Little known fact: KD, Steph, and Klay take opposing teams' hopes and dreams, and turn them into soul crushing 3-pointers. We took the tears from Sir James' Game 1 loss and distilled them into a hazy IPA, just for you. We also decided that Tears pair well with Mosaic hops. Sad!

The Warriors won Game 1 in overtime, 124-114. The game was tied after regulation with J.R. Smith grabbing a missed free throw with 4.7 seconds and ran out the clock by dribbling away from the hoop. 

James scored 51 points with eight assists and eight rebounds in the loss. The Warriors have now beat James and the Cavs three out of the last four years in the Finals. 

LiAngelo Ball works out with Warriors: 'I feel like I'm ready'

LiAngelo Ball works out with Warriors: 'I feel like I'm ready'

OAKLAND -- The second of the three breathlessly publicized Ball brothers worked out for the Warriors on Friday and did so in shoes unaffiliated with the family brand.

LiAngelo Ball wore Nikes.

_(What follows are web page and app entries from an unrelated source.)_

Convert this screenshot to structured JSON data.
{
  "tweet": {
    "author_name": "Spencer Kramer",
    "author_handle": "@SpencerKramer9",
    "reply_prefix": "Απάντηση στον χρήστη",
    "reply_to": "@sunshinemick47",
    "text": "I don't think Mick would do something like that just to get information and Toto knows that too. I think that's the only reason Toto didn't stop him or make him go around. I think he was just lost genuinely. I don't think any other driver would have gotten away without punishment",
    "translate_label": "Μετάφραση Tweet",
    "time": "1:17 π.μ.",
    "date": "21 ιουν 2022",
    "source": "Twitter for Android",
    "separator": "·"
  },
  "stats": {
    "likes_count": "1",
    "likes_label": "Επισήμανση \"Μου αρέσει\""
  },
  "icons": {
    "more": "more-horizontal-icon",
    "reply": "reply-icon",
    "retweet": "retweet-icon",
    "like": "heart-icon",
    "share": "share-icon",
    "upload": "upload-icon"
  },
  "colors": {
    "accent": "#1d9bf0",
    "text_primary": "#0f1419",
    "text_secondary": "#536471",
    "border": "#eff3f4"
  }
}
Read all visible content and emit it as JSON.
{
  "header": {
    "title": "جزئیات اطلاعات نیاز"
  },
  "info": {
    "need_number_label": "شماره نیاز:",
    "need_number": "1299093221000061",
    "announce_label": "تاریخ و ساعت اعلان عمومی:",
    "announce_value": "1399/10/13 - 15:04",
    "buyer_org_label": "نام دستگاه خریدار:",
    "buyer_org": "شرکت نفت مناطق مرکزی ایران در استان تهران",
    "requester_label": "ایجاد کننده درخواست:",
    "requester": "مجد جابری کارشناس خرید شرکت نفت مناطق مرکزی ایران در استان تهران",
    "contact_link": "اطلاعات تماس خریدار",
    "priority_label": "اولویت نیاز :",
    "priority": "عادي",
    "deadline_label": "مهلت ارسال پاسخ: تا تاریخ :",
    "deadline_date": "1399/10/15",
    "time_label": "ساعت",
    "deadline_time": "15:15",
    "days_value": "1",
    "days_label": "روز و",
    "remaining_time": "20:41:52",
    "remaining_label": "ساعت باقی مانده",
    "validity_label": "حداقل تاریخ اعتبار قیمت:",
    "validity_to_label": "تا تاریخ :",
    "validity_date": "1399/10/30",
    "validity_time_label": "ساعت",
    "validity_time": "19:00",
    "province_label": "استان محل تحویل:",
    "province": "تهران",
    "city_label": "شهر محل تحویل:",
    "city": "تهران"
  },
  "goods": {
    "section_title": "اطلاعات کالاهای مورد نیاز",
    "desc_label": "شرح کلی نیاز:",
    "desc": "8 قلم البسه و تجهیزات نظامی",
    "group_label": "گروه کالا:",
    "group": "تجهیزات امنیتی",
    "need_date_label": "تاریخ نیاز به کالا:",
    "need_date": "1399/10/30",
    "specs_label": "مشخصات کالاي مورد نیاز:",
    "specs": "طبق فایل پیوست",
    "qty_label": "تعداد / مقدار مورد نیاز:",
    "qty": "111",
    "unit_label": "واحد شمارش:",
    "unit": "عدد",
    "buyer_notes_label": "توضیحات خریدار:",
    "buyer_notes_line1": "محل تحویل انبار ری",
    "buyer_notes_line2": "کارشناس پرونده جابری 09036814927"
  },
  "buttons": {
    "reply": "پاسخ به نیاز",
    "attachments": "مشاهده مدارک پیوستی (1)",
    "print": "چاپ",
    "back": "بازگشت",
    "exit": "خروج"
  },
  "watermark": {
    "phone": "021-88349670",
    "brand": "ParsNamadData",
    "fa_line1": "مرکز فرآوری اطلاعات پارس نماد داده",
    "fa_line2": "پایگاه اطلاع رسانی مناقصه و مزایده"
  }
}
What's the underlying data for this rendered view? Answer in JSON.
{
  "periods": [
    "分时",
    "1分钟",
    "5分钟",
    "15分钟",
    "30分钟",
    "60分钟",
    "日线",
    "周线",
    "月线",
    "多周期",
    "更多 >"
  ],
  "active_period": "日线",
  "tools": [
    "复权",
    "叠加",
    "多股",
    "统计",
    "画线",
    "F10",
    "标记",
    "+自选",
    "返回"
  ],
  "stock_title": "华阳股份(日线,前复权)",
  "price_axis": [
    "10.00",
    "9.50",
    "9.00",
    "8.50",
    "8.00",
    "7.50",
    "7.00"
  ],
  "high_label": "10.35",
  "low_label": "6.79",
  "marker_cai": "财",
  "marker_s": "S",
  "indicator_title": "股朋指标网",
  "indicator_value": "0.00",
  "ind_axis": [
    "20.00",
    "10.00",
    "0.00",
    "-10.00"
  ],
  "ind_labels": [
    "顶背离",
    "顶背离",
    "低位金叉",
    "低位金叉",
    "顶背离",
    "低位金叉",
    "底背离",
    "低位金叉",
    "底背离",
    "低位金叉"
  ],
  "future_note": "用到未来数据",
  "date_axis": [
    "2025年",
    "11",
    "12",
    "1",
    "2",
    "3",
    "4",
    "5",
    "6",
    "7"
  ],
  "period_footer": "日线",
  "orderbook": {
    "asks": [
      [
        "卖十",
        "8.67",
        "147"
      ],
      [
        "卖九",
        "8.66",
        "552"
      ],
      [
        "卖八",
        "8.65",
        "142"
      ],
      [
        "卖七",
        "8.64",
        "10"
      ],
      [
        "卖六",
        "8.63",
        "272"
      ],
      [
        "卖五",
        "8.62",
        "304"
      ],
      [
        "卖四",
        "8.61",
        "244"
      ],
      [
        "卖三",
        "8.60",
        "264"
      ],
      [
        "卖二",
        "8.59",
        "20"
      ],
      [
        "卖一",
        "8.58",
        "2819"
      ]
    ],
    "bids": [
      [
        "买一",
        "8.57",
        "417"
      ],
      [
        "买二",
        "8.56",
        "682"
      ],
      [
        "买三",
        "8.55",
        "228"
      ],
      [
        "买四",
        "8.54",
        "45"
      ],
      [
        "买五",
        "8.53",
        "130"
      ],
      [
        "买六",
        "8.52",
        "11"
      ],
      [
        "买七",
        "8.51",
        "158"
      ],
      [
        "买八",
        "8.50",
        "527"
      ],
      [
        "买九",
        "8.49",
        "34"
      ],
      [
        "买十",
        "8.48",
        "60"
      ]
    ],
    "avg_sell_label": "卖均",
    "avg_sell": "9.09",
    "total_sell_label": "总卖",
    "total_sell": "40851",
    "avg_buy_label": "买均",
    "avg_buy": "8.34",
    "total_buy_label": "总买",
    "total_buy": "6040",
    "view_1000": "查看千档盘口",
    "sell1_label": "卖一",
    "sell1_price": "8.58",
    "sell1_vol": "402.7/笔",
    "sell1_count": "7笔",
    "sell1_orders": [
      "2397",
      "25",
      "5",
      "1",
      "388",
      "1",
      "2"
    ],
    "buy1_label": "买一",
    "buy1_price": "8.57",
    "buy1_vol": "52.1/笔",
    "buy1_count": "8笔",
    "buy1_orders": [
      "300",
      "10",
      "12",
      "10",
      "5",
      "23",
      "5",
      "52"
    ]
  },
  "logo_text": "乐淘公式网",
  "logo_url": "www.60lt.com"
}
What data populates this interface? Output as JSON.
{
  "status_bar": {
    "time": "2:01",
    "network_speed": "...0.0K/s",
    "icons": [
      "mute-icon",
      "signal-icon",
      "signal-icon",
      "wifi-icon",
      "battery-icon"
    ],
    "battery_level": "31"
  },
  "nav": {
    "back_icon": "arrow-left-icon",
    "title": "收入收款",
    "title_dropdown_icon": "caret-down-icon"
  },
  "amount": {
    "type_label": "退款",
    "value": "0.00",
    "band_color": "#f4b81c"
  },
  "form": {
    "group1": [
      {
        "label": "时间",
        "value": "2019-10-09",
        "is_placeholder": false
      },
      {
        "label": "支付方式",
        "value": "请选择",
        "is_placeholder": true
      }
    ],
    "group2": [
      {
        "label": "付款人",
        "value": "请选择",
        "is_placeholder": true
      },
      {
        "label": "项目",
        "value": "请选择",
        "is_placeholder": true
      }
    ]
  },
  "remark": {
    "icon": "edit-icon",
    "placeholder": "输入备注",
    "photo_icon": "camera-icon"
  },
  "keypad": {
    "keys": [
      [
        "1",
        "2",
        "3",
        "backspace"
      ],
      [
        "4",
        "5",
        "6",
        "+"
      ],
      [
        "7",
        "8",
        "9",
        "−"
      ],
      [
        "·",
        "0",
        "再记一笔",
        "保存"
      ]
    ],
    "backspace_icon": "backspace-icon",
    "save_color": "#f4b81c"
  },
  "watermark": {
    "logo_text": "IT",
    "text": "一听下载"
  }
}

The 6-foot-5, 230-pound forward nonetheless made it through nearly two hours of drills, joining five other draft hopefuls under the supervision of Warriors officials at the team’s Oakland facility.

The Warriors have one pick in next Thursday’s draft, 28th overall. Ball, 19, is considered a second-round pick, at best.

“I feel pretty good going into the draft,” Ball said. “I feel like I’m going to get drafted. I feel I could produce for a team.

“But if I don’t, then it’s going to be the G-League or just go as a free agent and join a Summer League team or something like that.”

Scouts consider Ball a better shooter than his older brother, Lonzo, who was drafted second overall by the Lakers last June. The third Ball brother, LaMelo, 16, is playing in the Junior Basketball Association, a creation of LaVar Ball, the bombastic family patriarch and proprietor of Big Baller Brand apparel.

LiAngelo Ball lasted one game at UCLA last year. He was suspended after a shoplifting arrest in China in November and withdrew from UCLA a month later.

He wound up, at the request of his father, playing professionally for Vytautas Prienu in Lithuania, where he averaged 12.6 points, with 41.5 percent shooting, in 14 games. The time in Europe, Ball says, served to enhance his overall game.

“It wouldn’t have been where I’m at right now, because going overseas helped more, in my opinion,” he said. “In college, I didn’t get the kind of playing time that I thought I’d get. When I went overseas, I was able to develop better.”

Ball concedes his ball-handling needs work. Scout like his shooting and athleticism but have found him indifferent about passing and defending. He has less than a week to make an impression before the draft on Thursday.

“I feel like I’m ready,” Ball said. “I’ve been training for this since a young age. It’s something I’ve always wanted to do, so when the time comes I’m ready for it.”